Out of Love is a suitably complex portrayal of female friendship. Elinor Cook presents an entertaining and engaging narrative featuring two female protagonists over some 20-30 years of their lives. Sally Messham gives an accomplished and controlled performance as Lorna. She does not put a foot wrong and perfectly complements her fellow lead. It is Katie Elin-Salt who wins much of the applause from myself however. Not excluding the above, her natural enthusiasm and depth of imagination make her an infectious talent. She weaves such fine complexity and depth of character into her performance. She is a delight to watch. She also makes a strong case for championing a great deal more female-led narratives. This is one reason to be excited at Whitaker’s casting. But whilst I await her arrival as the 13th Doctor, I shall revel in the discovery of another talented actress.
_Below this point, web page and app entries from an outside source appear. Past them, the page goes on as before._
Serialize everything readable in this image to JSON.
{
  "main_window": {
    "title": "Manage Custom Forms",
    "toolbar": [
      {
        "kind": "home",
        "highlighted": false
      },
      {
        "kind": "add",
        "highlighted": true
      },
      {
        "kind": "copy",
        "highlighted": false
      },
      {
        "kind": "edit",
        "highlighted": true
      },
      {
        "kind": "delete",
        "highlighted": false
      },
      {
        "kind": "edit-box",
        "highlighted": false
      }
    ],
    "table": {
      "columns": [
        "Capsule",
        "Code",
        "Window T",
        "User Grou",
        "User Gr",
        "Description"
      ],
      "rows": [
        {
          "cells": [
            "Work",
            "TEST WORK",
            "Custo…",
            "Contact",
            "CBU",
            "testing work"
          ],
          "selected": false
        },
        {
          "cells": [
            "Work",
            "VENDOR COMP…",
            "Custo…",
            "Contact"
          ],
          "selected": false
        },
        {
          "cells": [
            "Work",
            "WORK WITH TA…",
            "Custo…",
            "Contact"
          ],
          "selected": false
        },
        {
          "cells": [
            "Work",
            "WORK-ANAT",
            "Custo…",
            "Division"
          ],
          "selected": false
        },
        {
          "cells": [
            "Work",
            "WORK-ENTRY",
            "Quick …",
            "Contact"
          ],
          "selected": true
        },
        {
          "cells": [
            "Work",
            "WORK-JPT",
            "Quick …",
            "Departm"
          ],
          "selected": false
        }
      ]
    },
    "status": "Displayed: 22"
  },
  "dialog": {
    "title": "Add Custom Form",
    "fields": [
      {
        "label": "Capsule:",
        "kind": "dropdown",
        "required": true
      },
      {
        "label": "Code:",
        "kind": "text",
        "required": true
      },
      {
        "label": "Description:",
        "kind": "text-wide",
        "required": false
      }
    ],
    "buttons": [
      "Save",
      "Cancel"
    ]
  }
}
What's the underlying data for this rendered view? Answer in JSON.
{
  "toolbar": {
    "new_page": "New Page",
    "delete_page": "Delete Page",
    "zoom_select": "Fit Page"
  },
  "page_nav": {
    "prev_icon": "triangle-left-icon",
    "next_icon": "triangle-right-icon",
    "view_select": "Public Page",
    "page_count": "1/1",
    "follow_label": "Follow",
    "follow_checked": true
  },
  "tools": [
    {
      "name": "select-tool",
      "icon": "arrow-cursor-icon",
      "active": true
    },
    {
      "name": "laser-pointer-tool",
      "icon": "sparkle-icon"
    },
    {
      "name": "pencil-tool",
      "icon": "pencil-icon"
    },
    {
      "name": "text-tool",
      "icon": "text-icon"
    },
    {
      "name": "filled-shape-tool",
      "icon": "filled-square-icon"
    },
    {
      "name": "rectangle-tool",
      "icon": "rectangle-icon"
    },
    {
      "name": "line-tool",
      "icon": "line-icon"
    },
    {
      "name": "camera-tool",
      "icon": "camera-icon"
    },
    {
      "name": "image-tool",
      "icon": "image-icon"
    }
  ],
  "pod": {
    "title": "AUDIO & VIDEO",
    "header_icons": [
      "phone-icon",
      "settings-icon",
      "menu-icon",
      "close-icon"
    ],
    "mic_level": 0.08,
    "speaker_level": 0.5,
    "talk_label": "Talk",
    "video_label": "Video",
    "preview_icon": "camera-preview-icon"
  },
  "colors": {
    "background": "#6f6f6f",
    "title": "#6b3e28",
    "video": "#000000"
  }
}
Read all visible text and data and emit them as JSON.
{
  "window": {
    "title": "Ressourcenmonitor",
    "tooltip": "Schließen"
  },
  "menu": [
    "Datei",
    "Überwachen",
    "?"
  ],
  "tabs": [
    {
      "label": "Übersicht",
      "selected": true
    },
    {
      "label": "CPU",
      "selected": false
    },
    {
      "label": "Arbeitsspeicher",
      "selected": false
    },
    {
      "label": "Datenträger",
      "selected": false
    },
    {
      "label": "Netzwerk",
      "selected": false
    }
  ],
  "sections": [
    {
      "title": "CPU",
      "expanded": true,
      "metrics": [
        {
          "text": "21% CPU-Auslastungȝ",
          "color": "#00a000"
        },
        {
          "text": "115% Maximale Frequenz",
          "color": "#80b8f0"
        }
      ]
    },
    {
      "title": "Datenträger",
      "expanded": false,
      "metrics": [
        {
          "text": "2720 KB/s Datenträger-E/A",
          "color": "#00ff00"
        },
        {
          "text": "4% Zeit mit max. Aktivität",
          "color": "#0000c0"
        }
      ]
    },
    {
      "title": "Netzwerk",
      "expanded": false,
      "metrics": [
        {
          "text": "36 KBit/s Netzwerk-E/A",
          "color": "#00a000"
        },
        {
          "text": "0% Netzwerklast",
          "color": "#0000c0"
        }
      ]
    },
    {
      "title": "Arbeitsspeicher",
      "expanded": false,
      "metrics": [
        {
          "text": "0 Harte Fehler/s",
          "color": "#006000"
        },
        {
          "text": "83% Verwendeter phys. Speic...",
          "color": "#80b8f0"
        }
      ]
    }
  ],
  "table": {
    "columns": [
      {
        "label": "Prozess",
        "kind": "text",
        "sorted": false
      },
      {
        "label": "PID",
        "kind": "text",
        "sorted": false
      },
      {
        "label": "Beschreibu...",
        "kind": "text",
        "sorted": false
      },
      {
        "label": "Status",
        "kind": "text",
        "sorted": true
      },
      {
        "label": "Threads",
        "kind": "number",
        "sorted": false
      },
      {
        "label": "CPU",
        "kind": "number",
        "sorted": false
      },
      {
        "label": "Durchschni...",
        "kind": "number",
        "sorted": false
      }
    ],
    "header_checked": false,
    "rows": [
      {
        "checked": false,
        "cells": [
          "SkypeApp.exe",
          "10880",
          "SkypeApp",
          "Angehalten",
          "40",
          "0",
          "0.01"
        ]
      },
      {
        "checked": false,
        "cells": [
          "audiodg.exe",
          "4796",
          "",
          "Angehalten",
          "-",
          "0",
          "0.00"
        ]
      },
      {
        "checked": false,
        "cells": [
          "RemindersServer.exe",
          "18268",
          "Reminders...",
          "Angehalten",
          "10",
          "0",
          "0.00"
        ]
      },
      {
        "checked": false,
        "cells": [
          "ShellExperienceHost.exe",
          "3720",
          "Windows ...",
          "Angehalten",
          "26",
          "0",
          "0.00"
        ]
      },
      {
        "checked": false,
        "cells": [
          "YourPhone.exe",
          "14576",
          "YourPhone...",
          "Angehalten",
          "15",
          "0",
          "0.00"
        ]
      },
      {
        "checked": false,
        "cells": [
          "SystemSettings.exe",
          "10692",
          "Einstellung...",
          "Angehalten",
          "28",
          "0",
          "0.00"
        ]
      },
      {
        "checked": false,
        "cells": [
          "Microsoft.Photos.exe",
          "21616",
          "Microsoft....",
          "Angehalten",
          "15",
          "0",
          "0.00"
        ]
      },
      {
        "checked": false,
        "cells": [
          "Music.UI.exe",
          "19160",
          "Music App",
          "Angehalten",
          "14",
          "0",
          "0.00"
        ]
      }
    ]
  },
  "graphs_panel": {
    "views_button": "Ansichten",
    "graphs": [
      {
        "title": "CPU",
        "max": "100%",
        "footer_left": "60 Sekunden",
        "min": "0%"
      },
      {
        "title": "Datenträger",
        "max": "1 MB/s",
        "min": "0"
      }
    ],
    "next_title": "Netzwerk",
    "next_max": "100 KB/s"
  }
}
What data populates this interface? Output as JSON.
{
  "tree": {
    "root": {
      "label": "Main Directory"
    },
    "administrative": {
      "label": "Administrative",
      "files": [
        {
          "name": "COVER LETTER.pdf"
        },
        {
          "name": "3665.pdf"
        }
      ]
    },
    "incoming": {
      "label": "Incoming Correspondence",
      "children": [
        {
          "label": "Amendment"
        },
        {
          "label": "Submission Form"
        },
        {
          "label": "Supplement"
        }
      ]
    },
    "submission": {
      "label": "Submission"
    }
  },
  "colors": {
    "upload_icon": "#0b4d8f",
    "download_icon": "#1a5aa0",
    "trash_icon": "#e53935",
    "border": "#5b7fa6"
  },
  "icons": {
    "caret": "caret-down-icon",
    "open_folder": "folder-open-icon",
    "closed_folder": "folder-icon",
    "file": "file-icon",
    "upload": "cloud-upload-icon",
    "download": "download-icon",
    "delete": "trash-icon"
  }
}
Katie Elin-Salt is, surely, a major talent in waiting.

A Theatr Clwyd, Paines Plough & Orange Tree Theatre co-production | Directed by James Grieve

OUT OF LOVE